--means that - according to the latest FOMC projections - the Fed expects rates to be at zero at least until 2023.
There is just one problem (well technically two): for the Fed's AIT scheme to work, inflation will have to be low enough to where even if it rises above the 2% long-term target, the overshoot will be manageable and won't take place for a while. However, it now appears that even official readings of both goods and wage inflation, are starting to creep up substantially and could jeopardize the Fed's inflation overshoot target as soon as 2021.

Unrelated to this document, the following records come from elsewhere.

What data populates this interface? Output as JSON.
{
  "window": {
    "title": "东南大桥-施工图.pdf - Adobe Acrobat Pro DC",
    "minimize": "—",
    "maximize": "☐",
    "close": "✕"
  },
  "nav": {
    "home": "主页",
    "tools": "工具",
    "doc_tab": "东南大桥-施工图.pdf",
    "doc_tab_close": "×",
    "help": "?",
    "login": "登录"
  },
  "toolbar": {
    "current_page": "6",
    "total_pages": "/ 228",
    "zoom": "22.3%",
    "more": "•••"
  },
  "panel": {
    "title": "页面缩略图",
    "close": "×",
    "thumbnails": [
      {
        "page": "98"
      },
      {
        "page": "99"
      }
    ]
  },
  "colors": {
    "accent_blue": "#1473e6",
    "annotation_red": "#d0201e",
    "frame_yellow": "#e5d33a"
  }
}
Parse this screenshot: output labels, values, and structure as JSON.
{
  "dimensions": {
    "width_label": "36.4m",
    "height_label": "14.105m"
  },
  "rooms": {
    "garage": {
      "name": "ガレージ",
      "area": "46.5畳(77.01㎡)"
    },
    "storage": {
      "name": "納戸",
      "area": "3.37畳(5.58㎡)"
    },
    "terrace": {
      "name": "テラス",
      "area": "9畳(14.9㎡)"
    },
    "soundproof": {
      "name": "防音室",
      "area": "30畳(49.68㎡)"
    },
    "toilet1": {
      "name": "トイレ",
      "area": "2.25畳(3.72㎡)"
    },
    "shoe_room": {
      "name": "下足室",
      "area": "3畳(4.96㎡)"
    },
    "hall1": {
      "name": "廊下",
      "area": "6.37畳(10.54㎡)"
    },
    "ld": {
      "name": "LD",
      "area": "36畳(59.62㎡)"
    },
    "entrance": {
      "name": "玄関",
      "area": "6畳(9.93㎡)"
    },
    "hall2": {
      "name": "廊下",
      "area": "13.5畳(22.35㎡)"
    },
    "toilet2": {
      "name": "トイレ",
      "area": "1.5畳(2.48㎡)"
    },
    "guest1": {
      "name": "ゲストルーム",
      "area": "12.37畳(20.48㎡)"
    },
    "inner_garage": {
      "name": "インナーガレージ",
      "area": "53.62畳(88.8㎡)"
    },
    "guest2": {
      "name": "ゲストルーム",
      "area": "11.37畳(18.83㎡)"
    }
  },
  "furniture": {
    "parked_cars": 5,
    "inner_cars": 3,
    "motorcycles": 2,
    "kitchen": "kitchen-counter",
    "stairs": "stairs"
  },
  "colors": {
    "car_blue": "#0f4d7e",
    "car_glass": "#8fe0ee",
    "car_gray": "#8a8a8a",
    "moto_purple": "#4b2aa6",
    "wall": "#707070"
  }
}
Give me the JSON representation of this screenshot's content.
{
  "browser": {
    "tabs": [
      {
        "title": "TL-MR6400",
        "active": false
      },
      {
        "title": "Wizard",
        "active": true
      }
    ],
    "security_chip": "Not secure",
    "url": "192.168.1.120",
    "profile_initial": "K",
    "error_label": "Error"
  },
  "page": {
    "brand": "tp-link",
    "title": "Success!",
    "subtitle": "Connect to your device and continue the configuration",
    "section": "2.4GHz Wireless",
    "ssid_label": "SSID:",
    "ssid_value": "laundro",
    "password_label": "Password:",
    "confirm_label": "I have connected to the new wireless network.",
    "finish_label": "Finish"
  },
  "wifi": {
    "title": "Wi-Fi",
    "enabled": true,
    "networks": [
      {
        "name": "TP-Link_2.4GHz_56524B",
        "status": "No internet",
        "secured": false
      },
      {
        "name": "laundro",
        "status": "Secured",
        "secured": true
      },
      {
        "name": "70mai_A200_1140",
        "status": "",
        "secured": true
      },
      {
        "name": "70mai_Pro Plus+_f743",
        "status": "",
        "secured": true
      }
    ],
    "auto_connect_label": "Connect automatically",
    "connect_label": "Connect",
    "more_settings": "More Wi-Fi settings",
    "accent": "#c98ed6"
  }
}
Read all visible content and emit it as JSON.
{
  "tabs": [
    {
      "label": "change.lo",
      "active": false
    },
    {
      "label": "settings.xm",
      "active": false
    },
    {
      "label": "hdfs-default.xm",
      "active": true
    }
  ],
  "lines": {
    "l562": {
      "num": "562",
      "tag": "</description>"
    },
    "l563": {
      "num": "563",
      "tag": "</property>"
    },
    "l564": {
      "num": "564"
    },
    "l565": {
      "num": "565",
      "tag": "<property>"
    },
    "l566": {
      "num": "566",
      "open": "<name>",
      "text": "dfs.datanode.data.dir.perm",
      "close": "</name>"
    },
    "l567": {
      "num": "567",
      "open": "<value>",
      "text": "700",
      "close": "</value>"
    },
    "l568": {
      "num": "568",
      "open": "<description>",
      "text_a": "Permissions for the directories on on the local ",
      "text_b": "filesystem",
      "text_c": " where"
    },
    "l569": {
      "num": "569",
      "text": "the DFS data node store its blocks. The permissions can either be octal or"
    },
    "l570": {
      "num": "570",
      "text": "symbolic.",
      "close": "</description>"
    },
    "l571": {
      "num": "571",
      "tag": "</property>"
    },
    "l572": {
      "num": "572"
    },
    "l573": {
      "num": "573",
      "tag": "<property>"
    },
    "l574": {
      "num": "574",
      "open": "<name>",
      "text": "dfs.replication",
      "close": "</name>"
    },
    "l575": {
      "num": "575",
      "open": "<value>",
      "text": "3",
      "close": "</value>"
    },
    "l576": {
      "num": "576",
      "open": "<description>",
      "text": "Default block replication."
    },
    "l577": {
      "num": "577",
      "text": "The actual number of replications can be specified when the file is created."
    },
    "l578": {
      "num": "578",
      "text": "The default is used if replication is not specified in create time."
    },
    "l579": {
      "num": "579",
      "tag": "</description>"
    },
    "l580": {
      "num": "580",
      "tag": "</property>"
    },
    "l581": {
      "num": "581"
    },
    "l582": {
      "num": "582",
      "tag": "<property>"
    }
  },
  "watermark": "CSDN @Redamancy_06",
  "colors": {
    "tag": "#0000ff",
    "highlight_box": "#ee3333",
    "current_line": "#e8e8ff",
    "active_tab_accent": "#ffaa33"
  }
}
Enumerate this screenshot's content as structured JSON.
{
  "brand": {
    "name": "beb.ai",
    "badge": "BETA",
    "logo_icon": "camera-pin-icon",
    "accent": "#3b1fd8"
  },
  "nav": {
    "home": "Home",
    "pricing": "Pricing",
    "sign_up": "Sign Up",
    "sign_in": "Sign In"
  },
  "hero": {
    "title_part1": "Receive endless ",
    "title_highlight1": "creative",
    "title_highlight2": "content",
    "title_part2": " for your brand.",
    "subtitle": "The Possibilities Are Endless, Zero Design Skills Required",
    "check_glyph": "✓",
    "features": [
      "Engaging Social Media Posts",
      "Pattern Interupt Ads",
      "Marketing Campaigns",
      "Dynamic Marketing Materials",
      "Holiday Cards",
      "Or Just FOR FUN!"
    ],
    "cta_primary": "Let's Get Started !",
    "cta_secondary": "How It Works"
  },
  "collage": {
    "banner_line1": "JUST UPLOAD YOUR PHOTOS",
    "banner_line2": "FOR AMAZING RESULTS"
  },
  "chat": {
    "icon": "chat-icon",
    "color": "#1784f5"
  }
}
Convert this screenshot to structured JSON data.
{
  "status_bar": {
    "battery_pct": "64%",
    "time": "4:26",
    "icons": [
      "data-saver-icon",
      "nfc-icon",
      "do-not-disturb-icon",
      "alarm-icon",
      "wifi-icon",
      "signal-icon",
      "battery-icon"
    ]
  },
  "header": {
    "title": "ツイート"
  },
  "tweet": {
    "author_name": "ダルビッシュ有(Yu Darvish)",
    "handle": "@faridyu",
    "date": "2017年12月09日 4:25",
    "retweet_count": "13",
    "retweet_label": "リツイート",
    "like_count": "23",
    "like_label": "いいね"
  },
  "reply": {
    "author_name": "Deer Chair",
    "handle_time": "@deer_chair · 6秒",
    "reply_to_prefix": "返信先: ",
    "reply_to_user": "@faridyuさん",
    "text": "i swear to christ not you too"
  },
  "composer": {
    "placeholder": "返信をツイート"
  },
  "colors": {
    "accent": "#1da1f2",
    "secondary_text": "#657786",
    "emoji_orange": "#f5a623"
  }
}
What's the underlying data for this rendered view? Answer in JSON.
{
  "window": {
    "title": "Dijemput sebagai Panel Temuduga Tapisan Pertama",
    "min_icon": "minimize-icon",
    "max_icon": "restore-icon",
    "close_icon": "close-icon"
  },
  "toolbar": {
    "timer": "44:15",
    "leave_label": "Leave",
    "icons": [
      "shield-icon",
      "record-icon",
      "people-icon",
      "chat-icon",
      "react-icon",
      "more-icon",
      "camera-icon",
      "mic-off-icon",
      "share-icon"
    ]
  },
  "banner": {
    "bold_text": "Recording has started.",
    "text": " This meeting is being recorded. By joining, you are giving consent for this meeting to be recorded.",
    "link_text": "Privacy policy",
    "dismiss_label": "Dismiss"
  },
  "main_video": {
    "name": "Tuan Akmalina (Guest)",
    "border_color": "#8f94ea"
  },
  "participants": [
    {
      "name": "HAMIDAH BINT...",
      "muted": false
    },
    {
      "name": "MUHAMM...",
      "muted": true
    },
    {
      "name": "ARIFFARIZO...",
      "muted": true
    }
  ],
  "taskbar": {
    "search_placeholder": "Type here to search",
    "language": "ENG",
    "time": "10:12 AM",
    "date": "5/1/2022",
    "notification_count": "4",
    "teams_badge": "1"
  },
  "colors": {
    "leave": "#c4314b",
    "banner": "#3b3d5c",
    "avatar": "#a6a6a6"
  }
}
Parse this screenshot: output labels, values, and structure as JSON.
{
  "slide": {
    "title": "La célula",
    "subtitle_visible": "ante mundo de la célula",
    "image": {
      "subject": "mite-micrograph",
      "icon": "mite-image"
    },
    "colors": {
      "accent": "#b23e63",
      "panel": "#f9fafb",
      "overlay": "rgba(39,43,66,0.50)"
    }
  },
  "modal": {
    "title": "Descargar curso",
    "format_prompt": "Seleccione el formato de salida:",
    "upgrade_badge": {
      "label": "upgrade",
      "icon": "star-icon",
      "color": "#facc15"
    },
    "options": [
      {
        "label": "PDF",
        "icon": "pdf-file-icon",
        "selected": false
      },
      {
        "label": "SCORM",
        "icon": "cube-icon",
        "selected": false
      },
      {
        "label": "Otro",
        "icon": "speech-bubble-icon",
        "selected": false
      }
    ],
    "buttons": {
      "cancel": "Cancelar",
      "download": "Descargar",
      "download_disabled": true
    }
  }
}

First, a brief refresher on what the Fed has said regarding AIT - here, as Nordea's Andreas Steno Larsen writes, there has been a purposeful lack of clarity from Jay Powell although less profiled members of the FOMC committee have been much clearer in their communication: for example Robert Kaplan has saide he could support a hike "if inflation hits 2.275-2.350%", while uber-dorve Kashkari has suggested that interest rates are kept at current levels until inflation "breaks above 2% in 12 consecutive months." Most notably, perhaps, Chicago Fed's Evans - also a dove - hinted last week that a rate hike could potentially come into play before 2% is breached, if the Fed was comfortable enough with the inflation outlook.